**Task instructions:** Produce the records again in full, exactly as shown below.

**Supplied records:**
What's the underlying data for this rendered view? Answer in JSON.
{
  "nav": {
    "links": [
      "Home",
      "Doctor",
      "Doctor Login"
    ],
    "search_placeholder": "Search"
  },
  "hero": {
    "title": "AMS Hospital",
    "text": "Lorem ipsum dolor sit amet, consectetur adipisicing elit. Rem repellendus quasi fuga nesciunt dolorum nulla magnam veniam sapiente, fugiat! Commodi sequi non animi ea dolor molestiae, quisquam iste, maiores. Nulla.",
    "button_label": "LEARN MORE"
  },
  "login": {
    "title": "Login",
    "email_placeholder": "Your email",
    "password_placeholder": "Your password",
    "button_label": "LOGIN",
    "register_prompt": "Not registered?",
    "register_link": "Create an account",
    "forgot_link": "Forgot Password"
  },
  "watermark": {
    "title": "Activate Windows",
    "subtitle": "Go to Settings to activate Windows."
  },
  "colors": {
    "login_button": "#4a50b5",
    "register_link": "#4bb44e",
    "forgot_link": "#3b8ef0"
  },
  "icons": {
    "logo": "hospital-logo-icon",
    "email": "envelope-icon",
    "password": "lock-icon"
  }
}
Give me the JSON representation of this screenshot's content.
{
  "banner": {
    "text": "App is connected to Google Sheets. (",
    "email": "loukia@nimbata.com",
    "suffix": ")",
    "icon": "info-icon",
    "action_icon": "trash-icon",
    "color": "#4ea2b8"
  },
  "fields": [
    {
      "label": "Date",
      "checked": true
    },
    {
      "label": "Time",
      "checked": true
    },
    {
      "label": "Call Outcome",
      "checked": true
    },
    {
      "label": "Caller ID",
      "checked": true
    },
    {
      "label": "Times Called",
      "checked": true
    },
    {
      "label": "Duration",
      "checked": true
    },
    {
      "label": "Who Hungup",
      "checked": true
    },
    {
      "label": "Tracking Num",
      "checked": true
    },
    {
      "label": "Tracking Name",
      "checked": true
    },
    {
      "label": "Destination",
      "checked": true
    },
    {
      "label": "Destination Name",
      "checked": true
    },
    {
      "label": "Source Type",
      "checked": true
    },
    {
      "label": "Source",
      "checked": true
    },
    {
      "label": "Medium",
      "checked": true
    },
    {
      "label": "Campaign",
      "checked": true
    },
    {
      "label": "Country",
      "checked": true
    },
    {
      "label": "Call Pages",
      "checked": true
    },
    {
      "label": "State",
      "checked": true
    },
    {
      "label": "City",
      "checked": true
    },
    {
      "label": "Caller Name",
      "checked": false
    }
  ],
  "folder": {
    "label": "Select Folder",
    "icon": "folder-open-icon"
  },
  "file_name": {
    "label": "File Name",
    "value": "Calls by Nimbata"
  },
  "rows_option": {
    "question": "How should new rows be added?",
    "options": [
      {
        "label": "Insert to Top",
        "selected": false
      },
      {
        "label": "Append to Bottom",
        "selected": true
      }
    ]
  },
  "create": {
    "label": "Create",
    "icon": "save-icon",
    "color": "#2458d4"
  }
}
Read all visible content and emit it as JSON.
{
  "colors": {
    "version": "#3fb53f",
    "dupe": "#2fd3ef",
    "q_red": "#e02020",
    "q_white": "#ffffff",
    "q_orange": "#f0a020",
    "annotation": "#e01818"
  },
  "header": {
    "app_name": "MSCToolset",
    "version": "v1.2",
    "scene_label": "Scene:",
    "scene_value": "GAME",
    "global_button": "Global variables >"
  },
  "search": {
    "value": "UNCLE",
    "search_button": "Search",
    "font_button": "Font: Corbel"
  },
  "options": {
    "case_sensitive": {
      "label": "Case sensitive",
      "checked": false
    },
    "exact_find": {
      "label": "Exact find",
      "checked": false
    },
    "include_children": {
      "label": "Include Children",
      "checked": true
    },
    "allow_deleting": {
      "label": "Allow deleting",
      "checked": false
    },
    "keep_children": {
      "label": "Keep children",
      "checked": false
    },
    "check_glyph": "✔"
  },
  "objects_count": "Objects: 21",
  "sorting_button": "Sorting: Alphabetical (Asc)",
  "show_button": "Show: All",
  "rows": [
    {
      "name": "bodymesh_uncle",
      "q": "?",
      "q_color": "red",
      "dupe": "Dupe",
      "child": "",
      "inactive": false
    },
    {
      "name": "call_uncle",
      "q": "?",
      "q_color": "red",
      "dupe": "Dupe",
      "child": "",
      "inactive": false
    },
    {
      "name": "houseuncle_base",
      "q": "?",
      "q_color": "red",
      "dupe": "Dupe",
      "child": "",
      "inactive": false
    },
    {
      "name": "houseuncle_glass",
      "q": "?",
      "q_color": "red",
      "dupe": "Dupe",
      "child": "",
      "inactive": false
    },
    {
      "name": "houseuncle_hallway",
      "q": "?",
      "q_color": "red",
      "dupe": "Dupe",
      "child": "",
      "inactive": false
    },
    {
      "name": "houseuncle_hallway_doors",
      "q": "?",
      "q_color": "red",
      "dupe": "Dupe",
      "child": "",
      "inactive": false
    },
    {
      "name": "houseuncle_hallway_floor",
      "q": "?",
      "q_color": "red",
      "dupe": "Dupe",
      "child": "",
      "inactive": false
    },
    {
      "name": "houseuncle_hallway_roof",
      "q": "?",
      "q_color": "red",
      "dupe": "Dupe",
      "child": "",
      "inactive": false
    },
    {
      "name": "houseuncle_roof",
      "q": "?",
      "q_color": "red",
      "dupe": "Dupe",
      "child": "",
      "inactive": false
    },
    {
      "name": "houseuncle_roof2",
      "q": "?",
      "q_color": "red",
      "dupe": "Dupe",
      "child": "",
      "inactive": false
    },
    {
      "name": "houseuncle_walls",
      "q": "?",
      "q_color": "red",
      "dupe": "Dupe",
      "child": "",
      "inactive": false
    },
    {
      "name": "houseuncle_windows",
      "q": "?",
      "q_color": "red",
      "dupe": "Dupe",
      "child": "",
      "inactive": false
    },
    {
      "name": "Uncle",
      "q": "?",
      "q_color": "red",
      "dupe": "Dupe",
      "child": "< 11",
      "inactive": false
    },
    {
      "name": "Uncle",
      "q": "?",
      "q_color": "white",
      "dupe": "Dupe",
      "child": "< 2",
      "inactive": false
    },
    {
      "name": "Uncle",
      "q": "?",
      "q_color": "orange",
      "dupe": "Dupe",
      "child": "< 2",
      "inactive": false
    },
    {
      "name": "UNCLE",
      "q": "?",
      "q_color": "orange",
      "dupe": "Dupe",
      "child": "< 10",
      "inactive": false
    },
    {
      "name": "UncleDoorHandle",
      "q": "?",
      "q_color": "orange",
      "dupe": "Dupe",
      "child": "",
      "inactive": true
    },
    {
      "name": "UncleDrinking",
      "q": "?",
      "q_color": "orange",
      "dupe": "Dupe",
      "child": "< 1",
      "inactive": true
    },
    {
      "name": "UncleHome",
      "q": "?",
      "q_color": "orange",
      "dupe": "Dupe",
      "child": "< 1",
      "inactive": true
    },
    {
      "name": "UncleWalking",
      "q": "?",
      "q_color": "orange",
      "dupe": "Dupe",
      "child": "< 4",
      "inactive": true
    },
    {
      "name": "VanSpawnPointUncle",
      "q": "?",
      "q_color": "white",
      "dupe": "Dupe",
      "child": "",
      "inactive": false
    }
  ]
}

**Response area:**
What's the underlying data for this rendered view? Answer in JSON.
{
  "nav": {
    "links": [
      "Home",
      "Doctor",
      "Doctor Login"
    ],
    "search_placeholder": "Search"
  },
  "hero": {
    "title": "AMS Hospital",
    "text": "Lorem ipsum dolor sit amet, consectetur adipisicing elit. Rem repellendus quasi fuga nesciunt dolorum nulla magnam veniam sapiente, fugiat! Commodi sequi non animi ea dolor molestiae, quisquam iste, maiores. Nulla.",
    "button_label": "LEARN MORE"
  },
  "login": {
    "title": "Login",
    "email_placeholder": "Your email",
    "password_placeholder": "Your password",
    "button_label": "LOGIN",
    "register_prompt": "Not registered?",
    "register_link": "Create an account",
    "forgot_link": "Forgot Password"
  },
  "watermark": {
    "title": "Activate Windows",
    "subtitle": "Go to Settings to activate Windows."
  },
  "colors": {
    "login_button": "#4a50b5",
    "register_link": "#4bb44e",
    "forgot_link": "#3b8ef0"
  },
  "icons": {
    "logo": "hospital-logo-icon",
    "email": "envelope-icon",
    "password": "lock-icon"
  }
}
Give me the JSON representation of this screenshot's content.
{
  "banner": {
    "text": "App is connected to Google Sheets. (",
    "email": "loukia@nimbata.com",
    "suffix": ")",
    "icon": "info-icon",
    "action_icon": "trash-icon",
    "color": "#4ea2b8"
  },
  "fields": [
    {
      "label": "Date",
      "checked": true
    },
    {
      "label": "Time",
      "checked": true
    },
    {
      "label": "Call Outcome",
      "checked": true
    },
    {
      "label": "Caller ID",
      "checked": true
    },
    {
      "label": "Times Called",
      "checked": true
    },
    {
      "label": "Duration",
      "checked": true
    },
    {
      "label": "Who Hungup",
      "checked": true
    },
    {
      "label": "Tracking Num",
      "checked": true
    },
    {
      "label": "Tracking Name",
      "checked": true
    },
    {
      "label": "Destination",
      "checked": true
    },
    {
      "label": "Destination Name",
      "checked": true
    },
    {
      "label": "Source Type",
      "checked": true
    },
    {
      "label": "Source",
      "checked": true
    },
    {
      "label": "Medium",
      "checked": true
    },
    {
      "label": "Campaign",
      "checked": true
    },
    {
      "label": "Country",
      "checked": true
    },
    {
      "label": "Call Pages",
      "checked": true
    },
    {
      "label": "State",
      "checked": true
    },
    {
      "label": "City",
      "checked": true
    },
    {
      "label": "Caller Name",
      "checked": false
    }
  ],
  "folder": {
    "label": "Select Folder",
    "icon": "folder-open-icon"
  },
  "file_name": {
    "label": "File Name",
    "value": "Calls by Nimbata"
  },
  "rows_option": {
    "question": "How should new rows be added?",
    "options": [
      {
        "label": "Insert to Top",
        "selected": false
      },
      {
        "label": "Append to Bottom",
        "selected": true
      }
    ]
  },
  "create": {
    "label": "Create",
    "icon": "save-icon",
    "color": "#2458d4"
  }
}
Read all visible content and emit it as JSON.
{
  "colors": {
    "version": "#3fb53f",
    "dupe": "#2fd3ef",
    "q_red": "#e02020",
    "q_white": "#ffffff",
    "q_orange": "#f0a020",
    "annotation": "#e01818"
  },
  "header": {
    "app_name": "MSCToolset",
    "version": "v1.2",
    "scene_label": "Scene:",
    "scene_value": "GAME",
    "global_button": "Global variables >"
  },
  "search": {
    "value": "UNCLE",
    "search_button": "Search",
    "font_button": "Font: Corbel"
  },
  "options": {
    "case_sensitive": {
      "label": "Case sensitive",
      "checked": false
    },
    "exact_find": {
      "label": "Exact find",
      "checked": false
    },
    "include_children": {
      "label": "Include Children",
      "checked": true
    },
    "allow_deleting": {
      "label": "Allow deleting",
      "checked": false
    },
    "keep_children": {
      "label": "Keep children",
      "checked": false
    },
    "check_glyph": "✔"
  },
  "objects_count": "Objects: 21",
  "sorting_button": "Sorting: Alphabetical (Asc)",
  "show_button": "Show: All",
  "rows": [
    {
      "name": "bodymesh_uncle",
      "q": "?",
      "q_color": "red",
      "dupe": "Dupe",
      "child": "",
      "inactive": false
    },
    {
      "name": "call_uncle",
      "q": "?",
      "q_color": "red",
      "dupe": "Dupe",
      "child": "",
      "inactive": false
    },
    {
      "name": "houseuncle_base",
      "q": "?",
      "q_color": "red",
      "dupe": "Dupe",
      "child": "",
      "inactive": false
    },
    {
      "name": "houseuncle_glass",
      "q": "?",
      "q_color": "red",
      "dupe": "Dupe",
      "child": "",
      "inactive": false
    },
    {
      "name": "houseuncle_hallway",
      "q": "?",
      "q_color": "red",
      "dupe": "Dupe",
      "child": "",
      "inactive": false
    },
    {
      "name": "houseuncle_hallway_doors",
      "q": "?",
      "q_color": "red",
      "dupe": "Dupe",
      "child": "",
      "inactive": false
    },
    {
      "name": "houseuncle_hallway_floor",
      "q": "?",
      "q_color": "red",
      "dupe": "Dupe",
      "child": "",
      "inactive": false
    },
    {
      "name": "houseuncle_hallway_roof",
      "q": "?",
      "q_color": "red",
      "dupe": "Dupe",
      "child": "",
      "inactive": false
    },
    {
      "name": "houseuncle_roof",
      "q": "?",
      "q_color": "red",
      "dupe": "Dupe",
      "child": "",
      "inactive": false
    },
    {
      "name": "houseuncle_roof2",
      "q": "?",
      "q_color": "red",
      "dupe": "Dupe",
      "child": "",
      "inactive": false
    },
    {
      "name": "houseuncle_walls",
      "q": "?",
      "q_color": "red",
      "dupe": "Dupe",
      "child": "",
      "inactive": false
    },
    {
      "name": "houseuncle_windows",
      "q": "?",
      "q_color": "red",
      "dupe": "Dupe",
      "child": "",
      "inactive": false
    },
    {
      "name": "Uncle",
      "q": "?",
      "q_color": "red",
      "dupe": "Dupe",
      "child": "< 11",
      "inactive": false
    },
    {
      "name": "Uncle",
      "q": "?",
      "q_color": "white",
      "dupe": "Dupe",
      "child": "< 2",
      "inactive": false
    },
    {
      "name": "Uncle",
      "q": "?",
      "q_color": "orange",
      "dupe": "Dupe",
      "child": "< 2",
      "inactive": false
    },
    {
      "name": "UNCLE",
      "q": "?",
      "q_color": "orange",
      "dupe": "Dupe",
      "child": "< 10",
      "inactive": false
    },
    {
      "name": "UncleDoorHandle",
      "q": "?",
      "q_color": "orange",
      "dupe": "Dupe",
      "child": "",
      "inactive": true
    },
    {
      "name": "UncleDrinking",
      "q": "?",
      "q_color": "orange",
      "dupe": "Dupe",
      "child": "< 1",
      "inactive": true
    },
    {
      "name": "UncleHome",
      "q": "?",
      "q_color": "orange",
      "dupe": "Dupe",
      "child": "< 1",
      "inactive": true
    },
    {
      "name": "UncleWalking",
      "q": "?",
      "q_color": "orange",
      "dupe": "Dupe",
      "child": "< 4",
      "inactive": true
    },
    {
      "name": "VanSpawnPointUncle",
      "q": "?",
      "q_color": "white",
      "dupe": "Dupe",
      "child": "",
      "inactive": false
    }
  ]
}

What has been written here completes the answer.